Then there’s the statement Grant made on the Pistons behalf by choosing them in free agency over the same offer to remain a vital cog of the 2020 Western Conference finalist, Denver. Grant spoke of the trust he had in Weaver as the principal motivating factor in his eyebrow-raising decision to come to Detroit. Weaver, for his part, saw Grant validate a vision for him that few others held. One year into their partnership would seem a very unlikely time to unravel it.
The No. 1 pick is … well, I don’t think we need to explain why the No. 1 pick isn’t going anywhere. If the Pistons exercise the pick as opposed to trading it on draft night for a trove of assets, then you can bank on that player in the opening night lineup.
LAYUPS (2): Mason Plumlee, Saben Lee
Mason Plumlee has two years left on his three-year deal – he and Grant were the only free agents Weaver signed last fall to more than two years – and the same reasons that made him important to Weaver and Dwane Casey last year still apply. Stewart’s emergence means it’s closer to a 50-50 partnership at center than the Pistons could have imagined it would be this soon, but Plumlee’s durability and reliability make him a highly valued asset.
Saben Lee slots in with his three fellow rookies as part of Weaver’s “core four.” The fact he’ll be a restricted free agent cracks the door for the possibility he won’t be back, but it’s a crack barely wide enough to allow light to penetrate.
FREE THROWS (6): Hamidou Diallo, Frank Jackson, Josh Jackson, Jahlil Okafor, Sekou Doumbouya, Deividas Sirvydis
Diallo and Frank Jackson are restricted free agents, so all the usual cautions apply. Restricted free agents most often wind up with the home team if there’s mutual interest, but it’s conceivable Diallo draws an offer sizable enough to give the Pistons pause. In the case of Frank Jackson, the Pistons are hamstrung to a degree by the reality of his non-Bird rights status, limiting how much they can offer.

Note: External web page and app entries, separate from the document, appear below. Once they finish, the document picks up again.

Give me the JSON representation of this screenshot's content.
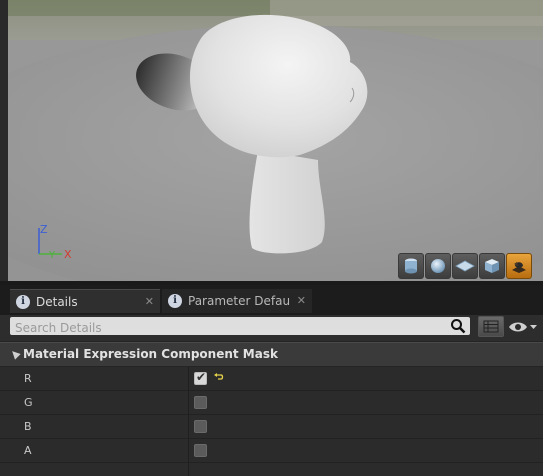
{
  "viewport": {
    "axis": {
      "z_label": "Z",
      "y_label": "Y",
      "x_label": "X"
    },
    "preview_buttons": [
      {
        "icon": "cylinder-icon",
        "active": false
      },
      {
        "icon": "sphere-icon",
        "active": false
      },
      {
        "icon": "plane-icon",
        "active": false
      },
      {
        "icon": "cube-icon",
        "active": false
      },
      {
        "icon": "custom-mesh-icon",
        "active": true
      }
    ]
  },
  "tabs": [
    {
      "label": "Details",
      "active": true
    },
    {
      "label": "Parameter Defaults",
      "active": false
    }
  ],
  "details": {
    "search_placeholder": "Search Details",
    "category": "Material Expression Component Mask",
    "properties": [
      {
        "name": "R",
        "checked": true,
        "modified": true
      },
      {
        "name": "G",
        "checked": false,
        "modified": false
      },
      {
        "name": "B",
        "checked": false,
        "modified": false
      },
      {
        "name": "A",
        "checked": false,
        "modified": false
      }
    ]
  },
  "colors": {
    "accent": "#e9a43c",
    "axis_x": "#d43b2f",
    "axis_y": "#4cb33b",
    "axis_z": "#3c5fd6"
  }
}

Josh Jackson could be a trade target given the sum of his status: one reasonable year left for a guy who plays hard and can be a defensive force. Okafor is a clear No. 3 on the center depth chart, but the Pistons under Weaver aren’t likely to go with just two big men.
Doumbouya and Sirvydis are the only two of the 17 players who finished the season acquired before Weaver’s arrival in June 2020. Both 2019 draft picks figure are facing big seasons to determine their futures, but given that their trade value is fuzzy it’s reasonable to assume they’ll get to make their case with the Pistons.
3-POINTER (1): Tyler Cook
Cook signed a standard contract after two 10-day deals that will keep him with the Pistons through the off-season. To some degree, his fate is tied to other moves. If things fall into place for the Pistons in free agency, it’s going to be a numbers game for Cook with roster spots. The Pistons probably will be looking for help at point guard and for a versatile big man – 3-point ability at both spots is likely part of the package – in free agency and that could put a squeeze on Cook in the frontcourt depth chart.
If the Pistons keep everybody but Ellington, Joseph, McGruder and Smith, that still leaves them with only three slots, two of them two-way deals, once the addition of the No. 1 overall pick is factored into the equation. They’re probably going to need to make room for at least one more standard contract to accommodate the signing of two role-playing free agents. Trades, of course, are one way to thin out the roster. And since Weaver made 10 trades between mid-November 2020 when the NBA transactions moratorium lifted and the late-March 2021 trade deadline, that’s probably the likeliest way the Pistons create roster space this off-season.